Every blogger will have their own take on what they feature and ultimately that’s what we believe citizen journalism should be about. Bloggers are free to choose what they do and why they do it. For example this week we’ve featured major, indie and unsigned acts and even one that was dropped by a major label. It would be churlish to not admit that the majority of blogs are influenced by PR in some way or another (even if they don’t realise it), but as far as we’re concerned we will always continue to seek out talent from many varied and different sources (not just emails from PR companies) to curate a blog that is personal to us. We never want to become just a music industry mouthpiece, we didn’t start writing this thing to be a ‘tastemaker’ or ‘influencer’, we started writing it simply because we enjoy the process of its creation and documenting our music discovery – if we only listen to what major labels and their PR companies ask us to listen to we’re shutting off a big part of that discovery mechanism. That would be a shame.

1 comment:

Unknown said...

From personal experience, that's running a blog and a diy label, most bigger blogs (and that is perspective, I think most bigger blogs will have a lot less hits than you'd anticipate) will only consider releases from a 'contact'.

That contact will vary, it could be a mate who you bump into at gigs all the time, someone who got you into see Arcade Fire a few years back or a respected PR company who has sent you some good stuff in the past but rarely will they take a chance on something new from an email they don't recognise (of course, they get hundreds of mails and it's impossible to listen faithfully to it all) or actually do the discovery themselves (there are exceptions, Tom at GFP and Jamie Milton at DIY being two that jump instantly to mind).

I think that's the main reason why sites are mainly posting about wholly the same thing, the music London scene is actually a whole lot more connected than people would think. So you get a mate of a mate, of a mate and quickly a connection is built with every key UK site. Soon enough they are all posting about the same email.

I guess it depends on what role bigger blogs wants to serve, I see most of them as nothing more than a 'new' music news site for the majority of people who don't need to be first to hear a band. Most posts being nothing more than a paragraph from the press release which has no personality to it at all. I think there is a case to say that acts don't help here either, celebrating five words on a 'big' blog that actually says nothing more than the song track but ignoring a long, considered post because it's come from a 'fan' blog.

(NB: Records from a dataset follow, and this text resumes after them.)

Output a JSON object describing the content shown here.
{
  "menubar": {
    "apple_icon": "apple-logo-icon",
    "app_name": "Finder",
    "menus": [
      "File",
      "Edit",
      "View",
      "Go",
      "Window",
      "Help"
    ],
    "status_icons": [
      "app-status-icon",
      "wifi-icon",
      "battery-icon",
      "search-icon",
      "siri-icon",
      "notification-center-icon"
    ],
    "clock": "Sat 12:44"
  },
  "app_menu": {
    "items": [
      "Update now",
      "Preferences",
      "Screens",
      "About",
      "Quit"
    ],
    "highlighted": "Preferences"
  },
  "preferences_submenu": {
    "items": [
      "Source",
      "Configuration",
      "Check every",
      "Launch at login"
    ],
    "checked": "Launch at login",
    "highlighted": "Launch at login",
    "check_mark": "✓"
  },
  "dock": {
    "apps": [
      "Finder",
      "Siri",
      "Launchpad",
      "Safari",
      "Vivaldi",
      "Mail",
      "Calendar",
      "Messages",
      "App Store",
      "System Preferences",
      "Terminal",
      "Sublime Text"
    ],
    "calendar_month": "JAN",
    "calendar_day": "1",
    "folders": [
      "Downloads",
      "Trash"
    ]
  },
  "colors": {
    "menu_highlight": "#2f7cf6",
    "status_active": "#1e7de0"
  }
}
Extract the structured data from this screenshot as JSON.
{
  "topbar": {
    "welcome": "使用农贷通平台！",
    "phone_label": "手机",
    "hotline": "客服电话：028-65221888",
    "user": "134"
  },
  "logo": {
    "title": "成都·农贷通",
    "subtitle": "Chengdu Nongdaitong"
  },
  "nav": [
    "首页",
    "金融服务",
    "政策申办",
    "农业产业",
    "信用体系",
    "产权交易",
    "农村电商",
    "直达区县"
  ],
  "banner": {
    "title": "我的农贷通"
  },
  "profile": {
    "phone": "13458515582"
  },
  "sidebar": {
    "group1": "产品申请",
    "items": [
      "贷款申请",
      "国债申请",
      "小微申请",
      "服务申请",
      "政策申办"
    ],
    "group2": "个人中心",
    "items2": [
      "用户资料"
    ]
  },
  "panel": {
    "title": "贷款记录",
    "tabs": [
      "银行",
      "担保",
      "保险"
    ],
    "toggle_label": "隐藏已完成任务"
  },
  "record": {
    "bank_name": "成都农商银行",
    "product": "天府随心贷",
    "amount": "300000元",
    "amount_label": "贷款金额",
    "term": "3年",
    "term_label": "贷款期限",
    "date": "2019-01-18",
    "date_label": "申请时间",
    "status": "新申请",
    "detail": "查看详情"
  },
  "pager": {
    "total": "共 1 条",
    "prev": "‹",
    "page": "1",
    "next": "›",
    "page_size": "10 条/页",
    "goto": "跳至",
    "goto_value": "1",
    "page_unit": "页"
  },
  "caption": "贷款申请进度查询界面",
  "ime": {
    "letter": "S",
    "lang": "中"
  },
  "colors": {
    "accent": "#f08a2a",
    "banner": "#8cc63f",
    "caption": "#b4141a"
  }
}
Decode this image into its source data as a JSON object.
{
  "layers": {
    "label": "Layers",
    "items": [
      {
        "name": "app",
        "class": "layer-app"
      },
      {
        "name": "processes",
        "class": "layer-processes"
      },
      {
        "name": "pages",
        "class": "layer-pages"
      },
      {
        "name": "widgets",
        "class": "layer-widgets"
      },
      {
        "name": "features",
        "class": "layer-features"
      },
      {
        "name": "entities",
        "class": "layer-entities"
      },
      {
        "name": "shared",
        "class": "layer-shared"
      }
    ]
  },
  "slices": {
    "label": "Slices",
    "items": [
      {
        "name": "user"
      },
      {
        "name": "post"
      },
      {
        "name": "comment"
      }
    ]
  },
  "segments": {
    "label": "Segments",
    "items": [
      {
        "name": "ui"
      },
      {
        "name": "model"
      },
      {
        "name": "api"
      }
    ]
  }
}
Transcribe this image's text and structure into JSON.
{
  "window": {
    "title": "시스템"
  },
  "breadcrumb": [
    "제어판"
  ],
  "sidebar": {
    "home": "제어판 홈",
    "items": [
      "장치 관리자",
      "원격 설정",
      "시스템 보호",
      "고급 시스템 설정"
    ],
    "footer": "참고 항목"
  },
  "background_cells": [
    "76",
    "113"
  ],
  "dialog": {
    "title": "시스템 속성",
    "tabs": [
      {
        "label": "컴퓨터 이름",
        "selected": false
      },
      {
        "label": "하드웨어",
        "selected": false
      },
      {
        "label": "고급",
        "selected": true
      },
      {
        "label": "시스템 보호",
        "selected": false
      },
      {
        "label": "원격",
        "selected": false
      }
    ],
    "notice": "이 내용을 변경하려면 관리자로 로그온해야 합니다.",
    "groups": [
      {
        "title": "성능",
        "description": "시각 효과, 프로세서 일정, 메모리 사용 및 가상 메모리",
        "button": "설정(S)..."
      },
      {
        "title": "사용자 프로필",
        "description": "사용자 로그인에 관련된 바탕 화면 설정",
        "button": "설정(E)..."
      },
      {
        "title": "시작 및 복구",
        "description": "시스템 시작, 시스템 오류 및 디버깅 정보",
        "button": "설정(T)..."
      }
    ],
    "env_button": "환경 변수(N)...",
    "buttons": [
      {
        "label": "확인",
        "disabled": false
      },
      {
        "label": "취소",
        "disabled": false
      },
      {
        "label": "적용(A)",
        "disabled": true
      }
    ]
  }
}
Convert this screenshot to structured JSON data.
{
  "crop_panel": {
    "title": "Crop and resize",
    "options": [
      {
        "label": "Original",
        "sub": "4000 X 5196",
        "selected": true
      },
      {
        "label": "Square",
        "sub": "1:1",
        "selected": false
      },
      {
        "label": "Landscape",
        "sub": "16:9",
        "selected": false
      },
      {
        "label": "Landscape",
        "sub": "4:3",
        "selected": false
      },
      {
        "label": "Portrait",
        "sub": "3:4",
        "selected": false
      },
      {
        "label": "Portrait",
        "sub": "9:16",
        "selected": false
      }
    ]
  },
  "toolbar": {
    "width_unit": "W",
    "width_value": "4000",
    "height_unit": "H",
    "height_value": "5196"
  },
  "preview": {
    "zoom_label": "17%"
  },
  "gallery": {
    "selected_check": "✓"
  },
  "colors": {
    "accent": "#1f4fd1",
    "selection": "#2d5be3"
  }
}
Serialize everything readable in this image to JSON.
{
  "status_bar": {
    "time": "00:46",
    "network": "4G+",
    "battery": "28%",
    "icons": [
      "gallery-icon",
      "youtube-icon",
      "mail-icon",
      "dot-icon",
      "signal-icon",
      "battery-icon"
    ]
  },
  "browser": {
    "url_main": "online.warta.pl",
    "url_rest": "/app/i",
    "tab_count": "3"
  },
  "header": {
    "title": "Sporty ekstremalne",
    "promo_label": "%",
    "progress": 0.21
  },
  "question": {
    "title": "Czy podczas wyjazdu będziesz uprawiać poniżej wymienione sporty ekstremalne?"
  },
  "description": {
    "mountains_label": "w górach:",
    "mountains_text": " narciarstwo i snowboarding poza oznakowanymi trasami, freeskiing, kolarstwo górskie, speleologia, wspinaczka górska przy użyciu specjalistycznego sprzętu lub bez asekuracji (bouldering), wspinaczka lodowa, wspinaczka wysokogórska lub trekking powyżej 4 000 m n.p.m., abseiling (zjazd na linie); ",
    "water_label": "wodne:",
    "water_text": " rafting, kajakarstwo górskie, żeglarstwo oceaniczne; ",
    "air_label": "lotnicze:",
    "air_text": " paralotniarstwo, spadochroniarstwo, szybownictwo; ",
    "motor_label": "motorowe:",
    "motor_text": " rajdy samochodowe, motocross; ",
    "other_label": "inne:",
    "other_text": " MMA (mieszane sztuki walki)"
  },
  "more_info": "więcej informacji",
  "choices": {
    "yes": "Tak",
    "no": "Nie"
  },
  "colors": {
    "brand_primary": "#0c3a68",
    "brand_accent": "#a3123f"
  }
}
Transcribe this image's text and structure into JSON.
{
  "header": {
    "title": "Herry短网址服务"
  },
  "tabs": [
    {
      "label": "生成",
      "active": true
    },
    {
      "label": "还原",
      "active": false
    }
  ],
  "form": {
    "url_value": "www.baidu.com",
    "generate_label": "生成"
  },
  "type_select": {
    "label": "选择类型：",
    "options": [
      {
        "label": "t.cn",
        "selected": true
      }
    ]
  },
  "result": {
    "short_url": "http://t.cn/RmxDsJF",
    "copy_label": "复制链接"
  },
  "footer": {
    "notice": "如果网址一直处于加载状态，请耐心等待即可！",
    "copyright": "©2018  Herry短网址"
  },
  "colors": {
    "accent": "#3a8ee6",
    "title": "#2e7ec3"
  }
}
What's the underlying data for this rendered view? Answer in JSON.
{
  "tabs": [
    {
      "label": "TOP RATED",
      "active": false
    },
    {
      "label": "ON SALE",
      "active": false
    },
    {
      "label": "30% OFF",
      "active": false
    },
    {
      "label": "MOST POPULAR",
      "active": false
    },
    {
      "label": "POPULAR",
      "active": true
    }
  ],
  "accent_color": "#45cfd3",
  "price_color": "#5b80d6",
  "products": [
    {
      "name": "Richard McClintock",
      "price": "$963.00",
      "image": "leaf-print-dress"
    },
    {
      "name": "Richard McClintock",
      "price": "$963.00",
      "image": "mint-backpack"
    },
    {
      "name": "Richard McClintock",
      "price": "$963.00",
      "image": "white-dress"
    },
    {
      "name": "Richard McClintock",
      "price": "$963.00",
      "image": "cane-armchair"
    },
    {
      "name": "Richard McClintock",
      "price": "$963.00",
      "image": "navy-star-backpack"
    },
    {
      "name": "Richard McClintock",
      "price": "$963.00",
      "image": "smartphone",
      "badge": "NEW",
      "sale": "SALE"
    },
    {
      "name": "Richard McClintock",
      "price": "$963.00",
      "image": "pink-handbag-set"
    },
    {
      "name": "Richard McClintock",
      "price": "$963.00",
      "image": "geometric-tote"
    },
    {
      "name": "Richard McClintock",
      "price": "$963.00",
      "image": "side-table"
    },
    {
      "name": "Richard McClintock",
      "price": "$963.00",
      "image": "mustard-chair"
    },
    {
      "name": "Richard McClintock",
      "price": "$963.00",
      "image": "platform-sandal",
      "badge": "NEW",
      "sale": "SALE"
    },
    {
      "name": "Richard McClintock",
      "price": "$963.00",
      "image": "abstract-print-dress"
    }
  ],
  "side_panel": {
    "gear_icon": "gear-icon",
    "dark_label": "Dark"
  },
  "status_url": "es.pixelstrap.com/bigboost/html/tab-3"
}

I'm not a fan of the increasing reliance on premiere either. What is being 'first' anyway. Chances are you are not in any case, someone has probably posted the soundcloud link before the premiere goes live but big blogs seemingly thrive on the increased 'hits' these apparently send their way and obviously these tend to come from bigger PR companies.

What also irks me is the assumed 'right' to everything, free tickets, guest list, free vinyl, extra kudos and so on. I mentioned this to you the time, at this years The Great Escape when the founder of a much respected UK blog/site waltzed to the front of the (full) Esben and the Witch queue, said a few words to the man on the door, walked to his cronies and then proceeded to take all of them (six or seven people) straight in past the people who had been queuing for however long. I don't see that as a perk of being a blogger, I see that as ego.

There aren't many of us who write purely for fun, it should be remembered that most of the sites have to feed themselves so they need to find a balance between hits and new music but most in my eyes are nothing more than sheep, the real blogs and people who should be thanked, are the people who spend hours upon hours listening to 'new' music and championing it. There's plenty of them both online, offline, on the radio and more. Most of them don't need to be told they are great nor have an ego massaged every week, but I'll say it. Nice one.

Anyway, I've waffled off topic and have come across a little more bitter than I actually am, I've nothing against the majority of sites (with the exception of ones with automatic adverts turned on) and so will leave it there!